▸ INPUT MATERIAL:
^^^^^^^^^^^^^^^^

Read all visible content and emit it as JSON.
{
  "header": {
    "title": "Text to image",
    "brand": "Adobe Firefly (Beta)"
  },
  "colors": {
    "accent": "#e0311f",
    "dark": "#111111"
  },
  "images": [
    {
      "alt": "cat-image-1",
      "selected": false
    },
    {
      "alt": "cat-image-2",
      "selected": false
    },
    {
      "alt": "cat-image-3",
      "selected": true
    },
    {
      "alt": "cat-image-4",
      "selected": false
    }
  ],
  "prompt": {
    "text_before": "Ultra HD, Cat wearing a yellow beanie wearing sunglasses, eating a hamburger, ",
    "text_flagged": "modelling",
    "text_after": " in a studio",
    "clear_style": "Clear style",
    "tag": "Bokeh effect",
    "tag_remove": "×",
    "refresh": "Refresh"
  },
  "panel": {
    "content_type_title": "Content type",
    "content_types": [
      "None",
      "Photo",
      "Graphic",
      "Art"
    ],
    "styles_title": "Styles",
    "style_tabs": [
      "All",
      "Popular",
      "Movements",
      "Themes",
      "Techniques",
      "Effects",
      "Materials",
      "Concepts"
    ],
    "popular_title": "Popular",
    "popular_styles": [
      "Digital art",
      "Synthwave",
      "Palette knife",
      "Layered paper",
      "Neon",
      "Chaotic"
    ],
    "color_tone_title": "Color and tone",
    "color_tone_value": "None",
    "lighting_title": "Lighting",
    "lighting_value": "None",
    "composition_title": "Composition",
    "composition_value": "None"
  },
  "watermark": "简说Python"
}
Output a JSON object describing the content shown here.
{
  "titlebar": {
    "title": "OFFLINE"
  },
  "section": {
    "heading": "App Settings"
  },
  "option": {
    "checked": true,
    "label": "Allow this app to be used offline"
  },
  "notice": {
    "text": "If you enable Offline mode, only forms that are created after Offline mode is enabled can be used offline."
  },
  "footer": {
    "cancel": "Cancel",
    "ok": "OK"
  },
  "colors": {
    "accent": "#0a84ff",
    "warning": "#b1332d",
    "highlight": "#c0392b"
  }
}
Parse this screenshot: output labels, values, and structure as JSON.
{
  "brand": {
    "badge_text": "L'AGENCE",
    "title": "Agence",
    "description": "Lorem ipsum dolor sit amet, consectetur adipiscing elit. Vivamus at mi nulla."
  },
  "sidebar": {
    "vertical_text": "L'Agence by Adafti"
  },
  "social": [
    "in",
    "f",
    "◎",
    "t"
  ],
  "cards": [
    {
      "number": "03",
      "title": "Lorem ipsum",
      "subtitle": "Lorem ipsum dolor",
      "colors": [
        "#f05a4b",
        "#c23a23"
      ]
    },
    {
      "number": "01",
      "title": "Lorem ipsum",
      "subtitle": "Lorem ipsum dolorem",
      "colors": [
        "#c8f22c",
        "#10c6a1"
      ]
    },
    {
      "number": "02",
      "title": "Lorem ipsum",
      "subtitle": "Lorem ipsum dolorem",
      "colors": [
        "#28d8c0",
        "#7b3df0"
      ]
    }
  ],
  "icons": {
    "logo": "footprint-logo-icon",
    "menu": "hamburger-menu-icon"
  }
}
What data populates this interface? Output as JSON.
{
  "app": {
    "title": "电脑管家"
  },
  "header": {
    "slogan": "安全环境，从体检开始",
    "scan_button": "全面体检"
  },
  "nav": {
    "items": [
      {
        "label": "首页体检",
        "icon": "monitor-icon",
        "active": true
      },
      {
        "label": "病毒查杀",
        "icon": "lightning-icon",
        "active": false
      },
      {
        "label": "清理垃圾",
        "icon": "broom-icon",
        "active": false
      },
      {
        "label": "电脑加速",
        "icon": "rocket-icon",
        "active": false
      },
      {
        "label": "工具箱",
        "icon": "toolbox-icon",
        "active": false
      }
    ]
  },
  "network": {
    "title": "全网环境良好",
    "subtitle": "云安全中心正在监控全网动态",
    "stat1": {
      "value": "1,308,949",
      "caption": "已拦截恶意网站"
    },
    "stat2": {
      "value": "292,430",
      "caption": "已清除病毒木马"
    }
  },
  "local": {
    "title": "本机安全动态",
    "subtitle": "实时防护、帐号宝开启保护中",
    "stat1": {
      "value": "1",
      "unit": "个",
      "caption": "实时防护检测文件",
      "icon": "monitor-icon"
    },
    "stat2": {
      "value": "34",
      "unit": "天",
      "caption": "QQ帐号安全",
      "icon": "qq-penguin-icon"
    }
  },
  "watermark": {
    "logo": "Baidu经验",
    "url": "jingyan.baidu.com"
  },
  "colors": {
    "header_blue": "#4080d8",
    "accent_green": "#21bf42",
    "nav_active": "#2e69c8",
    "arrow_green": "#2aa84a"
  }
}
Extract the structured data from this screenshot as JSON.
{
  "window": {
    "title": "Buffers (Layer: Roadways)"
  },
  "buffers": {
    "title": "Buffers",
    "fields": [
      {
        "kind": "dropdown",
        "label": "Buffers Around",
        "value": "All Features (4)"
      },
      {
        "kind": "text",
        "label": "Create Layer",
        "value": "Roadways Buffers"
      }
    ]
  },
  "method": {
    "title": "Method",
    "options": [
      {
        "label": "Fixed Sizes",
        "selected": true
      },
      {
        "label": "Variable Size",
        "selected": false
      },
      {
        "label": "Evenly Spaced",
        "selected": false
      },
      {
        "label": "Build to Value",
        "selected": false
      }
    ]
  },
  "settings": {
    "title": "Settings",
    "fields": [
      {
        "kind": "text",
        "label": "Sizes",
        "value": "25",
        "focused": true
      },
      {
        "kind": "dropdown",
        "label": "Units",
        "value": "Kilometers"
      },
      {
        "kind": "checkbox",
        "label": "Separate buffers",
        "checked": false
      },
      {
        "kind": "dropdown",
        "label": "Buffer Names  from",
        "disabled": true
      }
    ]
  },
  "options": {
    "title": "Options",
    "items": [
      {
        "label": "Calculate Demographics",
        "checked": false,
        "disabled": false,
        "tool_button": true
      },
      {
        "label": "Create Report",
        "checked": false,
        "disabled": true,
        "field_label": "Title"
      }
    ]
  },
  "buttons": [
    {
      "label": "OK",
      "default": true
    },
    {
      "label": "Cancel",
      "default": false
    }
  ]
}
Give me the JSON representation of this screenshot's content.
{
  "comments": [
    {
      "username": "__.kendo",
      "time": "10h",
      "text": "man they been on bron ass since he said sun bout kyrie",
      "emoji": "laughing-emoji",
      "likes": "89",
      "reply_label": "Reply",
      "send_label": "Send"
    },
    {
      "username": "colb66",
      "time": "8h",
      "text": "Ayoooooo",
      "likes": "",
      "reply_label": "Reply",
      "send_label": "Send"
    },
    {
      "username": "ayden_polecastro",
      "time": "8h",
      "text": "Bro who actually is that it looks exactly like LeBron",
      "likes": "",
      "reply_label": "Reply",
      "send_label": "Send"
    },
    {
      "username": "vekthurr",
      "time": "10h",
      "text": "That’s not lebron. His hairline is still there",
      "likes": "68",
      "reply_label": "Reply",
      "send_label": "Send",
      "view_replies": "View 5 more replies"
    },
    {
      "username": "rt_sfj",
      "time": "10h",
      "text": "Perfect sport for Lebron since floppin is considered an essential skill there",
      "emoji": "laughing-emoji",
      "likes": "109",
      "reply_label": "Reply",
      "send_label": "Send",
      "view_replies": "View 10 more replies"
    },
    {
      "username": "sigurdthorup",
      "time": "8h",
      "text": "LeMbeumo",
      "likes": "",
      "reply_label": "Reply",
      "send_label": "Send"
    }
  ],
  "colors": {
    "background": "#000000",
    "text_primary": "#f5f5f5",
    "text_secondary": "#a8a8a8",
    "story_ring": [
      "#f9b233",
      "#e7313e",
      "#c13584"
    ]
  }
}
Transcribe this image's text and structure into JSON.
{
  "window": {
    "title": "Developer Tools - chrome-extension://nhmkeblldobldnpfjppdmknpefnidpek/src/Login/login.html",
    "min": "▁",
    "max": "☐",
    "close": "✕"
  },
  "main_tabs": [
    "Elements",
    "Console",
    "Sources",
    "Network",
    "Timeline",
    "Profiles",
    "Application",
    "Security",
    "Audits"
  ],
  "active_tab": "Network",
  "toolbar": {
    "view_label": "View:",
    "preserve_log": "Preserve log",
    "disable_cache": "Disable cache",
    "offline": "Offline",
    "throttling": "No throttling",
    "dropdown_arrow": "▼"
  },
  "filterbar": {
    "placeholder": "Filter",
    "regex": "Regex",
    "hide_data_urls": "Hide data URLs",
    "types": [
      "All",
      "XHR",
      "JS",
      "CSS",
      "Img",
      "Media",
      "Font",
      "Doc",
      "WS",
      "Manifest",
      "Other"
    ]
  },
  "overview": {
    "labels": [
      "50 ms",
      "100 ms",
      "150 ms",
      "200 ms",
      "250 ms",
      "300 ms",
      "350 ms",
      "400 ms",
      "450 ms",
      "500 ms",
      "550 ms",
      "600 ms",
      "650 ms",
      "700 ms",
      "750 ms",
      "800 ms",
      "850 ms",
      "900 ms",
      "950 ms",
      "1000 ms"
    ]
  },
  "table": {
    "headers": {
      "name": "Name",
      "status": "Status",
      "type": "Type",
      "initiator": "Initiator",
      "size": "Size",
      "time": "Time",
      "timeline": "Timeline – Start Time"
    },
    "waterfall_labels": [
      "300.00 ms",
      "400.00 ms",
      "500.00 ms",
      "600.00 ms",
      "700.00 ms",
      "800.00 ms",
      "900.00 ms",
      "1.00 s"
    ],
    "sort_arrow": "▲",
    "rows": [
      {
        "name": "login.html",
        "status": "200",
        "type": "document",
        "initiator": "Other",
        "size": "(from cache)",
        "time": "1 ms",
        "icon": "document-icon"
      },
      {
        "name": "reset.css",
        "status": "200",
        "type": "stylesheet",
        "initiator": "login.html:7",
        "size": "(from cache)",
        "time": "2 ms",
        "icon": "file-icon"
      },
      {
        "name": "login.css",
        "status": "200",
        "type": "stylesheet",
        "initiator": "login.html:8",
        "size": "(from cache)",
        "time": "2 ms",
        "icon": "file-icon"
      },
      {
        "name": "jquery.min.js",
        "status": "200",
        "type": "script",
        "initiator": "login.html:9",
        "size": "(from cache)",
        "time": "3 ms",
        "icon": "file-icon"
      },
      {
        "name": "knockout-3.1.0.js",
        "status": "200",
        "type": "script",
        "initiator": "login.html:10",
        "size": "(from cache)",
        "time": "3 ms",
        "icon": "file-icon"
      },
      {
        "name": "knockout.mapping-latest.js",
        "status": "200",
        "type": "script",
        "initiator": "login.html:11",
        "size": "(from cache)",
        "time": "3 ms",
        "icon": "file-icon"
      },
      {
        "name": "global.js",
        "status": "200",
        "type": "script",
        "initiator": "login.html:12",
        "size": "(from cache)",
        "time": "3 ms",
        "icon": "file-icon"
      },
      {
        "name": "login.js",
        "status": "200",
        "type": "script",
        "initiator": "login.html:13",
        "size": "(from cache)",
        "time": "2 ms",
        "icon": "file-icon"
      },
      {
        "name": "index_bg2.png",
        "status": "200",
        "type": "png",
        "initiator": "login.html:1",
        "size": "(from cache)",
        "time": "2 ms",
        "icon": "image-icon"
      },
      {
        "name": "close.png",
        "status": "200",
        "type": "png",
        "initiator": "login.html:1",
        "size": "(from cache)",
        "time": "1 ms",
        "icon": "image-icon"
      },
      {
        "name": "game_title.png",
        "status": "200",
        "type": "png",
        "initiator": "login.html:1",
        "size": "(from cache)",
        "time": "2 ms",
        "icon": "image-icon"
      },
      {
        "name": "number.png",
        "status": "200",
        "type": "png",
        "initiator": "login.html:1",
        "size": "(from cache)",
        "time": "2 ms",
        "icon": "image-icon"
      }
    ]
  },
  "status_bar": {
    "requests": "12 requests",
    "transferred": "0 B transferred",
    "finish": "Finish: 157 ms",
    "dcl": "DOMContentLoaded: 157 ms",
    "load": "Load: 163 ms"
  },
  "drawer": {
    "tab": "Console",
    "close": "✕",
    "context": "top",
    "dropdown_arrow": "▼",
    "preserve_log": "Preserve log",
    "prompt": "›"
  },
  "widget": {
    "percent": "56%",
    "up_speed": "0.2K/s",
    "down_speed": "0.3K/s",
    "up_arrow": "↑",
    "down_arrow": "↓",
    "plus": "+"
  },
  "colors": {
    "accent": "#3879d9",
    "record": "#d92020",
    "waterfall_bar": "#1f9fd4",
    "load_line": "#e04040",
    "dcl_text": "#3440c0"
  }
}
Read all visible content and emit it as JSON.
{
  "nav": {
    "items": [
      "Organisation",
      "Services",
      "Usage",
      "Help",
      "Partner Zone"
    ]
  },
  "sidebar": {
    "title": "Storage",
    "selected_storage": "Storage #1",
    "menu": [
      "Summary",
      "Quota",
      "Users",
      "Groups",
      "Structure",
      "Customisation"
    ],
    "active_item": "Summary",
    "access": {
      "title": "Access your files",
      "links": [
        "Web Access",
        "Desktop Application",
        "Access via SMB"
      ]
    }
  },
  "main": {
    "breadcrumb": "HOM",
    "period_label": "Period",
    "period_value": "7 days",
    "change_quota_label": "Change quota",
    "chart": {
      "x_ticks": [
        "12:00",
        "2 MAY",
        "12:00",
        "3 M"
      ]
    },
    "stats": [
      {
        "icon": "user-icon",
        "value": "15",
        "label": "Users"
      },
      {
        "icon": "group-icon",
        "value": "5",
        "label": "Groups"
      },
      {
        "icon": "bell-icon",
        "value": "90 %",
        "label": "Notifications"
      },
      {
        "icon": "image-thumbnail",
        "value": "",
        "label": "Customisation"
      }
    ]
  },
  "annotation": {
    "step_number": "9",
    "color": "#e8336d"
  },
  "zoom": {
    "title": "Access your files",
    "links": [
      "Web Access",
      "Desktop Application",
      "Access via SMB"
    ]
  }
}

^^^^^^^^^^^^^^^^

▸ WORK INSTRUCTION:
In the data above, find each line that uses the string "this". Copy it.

▸ EXERCISE RESPONSE:
    "label": "Allow this app to be used offline"
Parse this screenshot: output labels, values, and structure as JSON.
What data populates this interface? Output as JSON.
Extract the structured data from this screenshot as JSON.
Give me the JSON representation of this screenshot's content.
Transcribe this image's text and structure into JSON.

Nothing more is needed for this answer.